=== What is being asked ===
Copy the entries below word for word, minus the pictures.

(Page and application data records)
-- Opening Marker --

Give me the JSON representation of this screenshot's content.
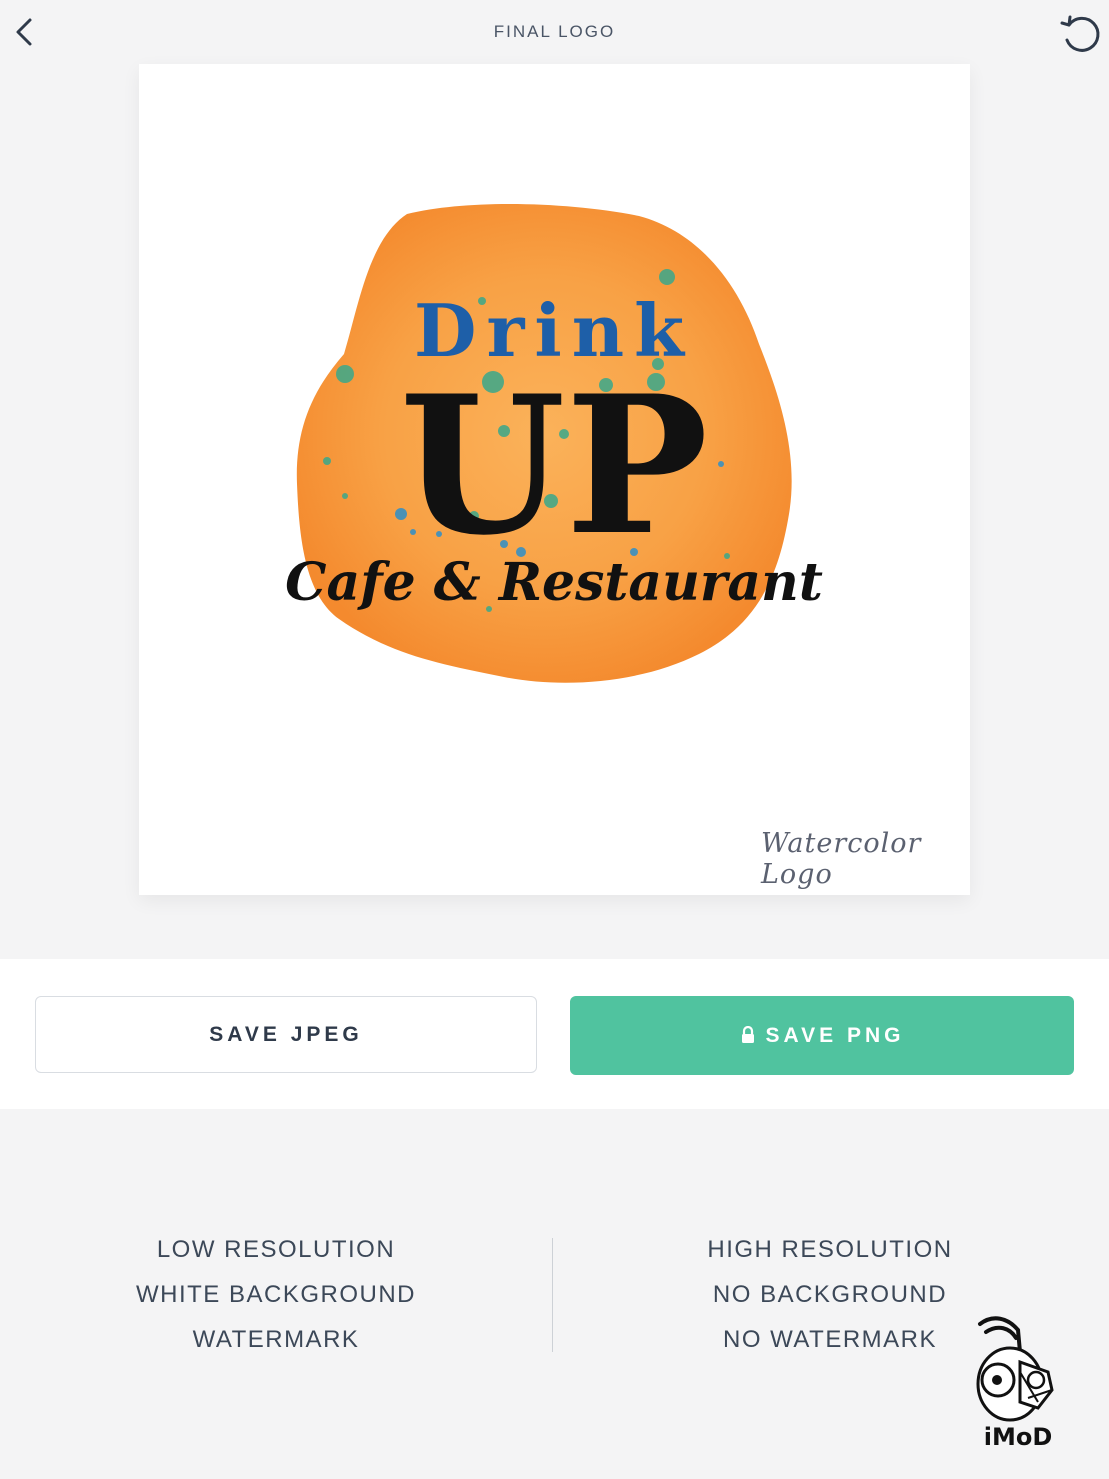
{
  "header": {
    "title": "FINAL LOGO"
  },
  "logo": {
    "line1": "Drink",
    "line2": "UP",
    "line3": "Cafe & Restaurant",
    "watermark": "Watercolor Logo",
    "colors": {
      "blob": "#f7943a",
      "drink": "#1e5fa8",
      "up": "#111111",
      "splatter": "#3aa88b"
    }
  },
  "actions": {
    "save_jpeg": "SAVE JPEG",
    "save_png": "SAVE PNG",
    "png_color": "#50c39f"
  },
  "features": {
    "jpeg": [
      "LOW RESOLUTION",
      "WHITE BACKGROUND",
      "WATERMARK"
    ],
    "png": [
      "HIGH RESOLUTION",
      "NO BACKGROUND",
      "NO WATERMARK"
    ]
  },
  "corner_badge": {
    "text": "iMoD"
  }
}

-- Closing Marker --

=== Task answer ===
Give me the JSON representation of this screenshot's content.
{
  "header": {
    "title": "FINAL LOGO"
  },
  "logo": {
    "line1": "Drink",
    "line2": "UP",
    "line3": "Cafe & Restaurant",
    "watermark": "Watercolor Logo",
    "colors": {
      "blob": "#f7943a",
      "drink": "#1e5fa8",
      "up": "#111111",
      "splatter": "#3aa88b"
    }
  },
  "actions": {
    "save_jpeg": "SAVE JPEG",
    "save_png": "SAVE PNG",
    "png_color": "#50c39f"
  },
  "features": {
    "jpeg": [
      "LOW RESOLUTION",
      "WHITE BACKGROUND",
      "WATERMARK"
    ],
    "png": [
      "HIGH RESOLUTION",
      "NO BACKGROUND",
      "NO WATERMARK"
    ]
  },
  "corner_badge": {
    "text": "iMoD"
  }
}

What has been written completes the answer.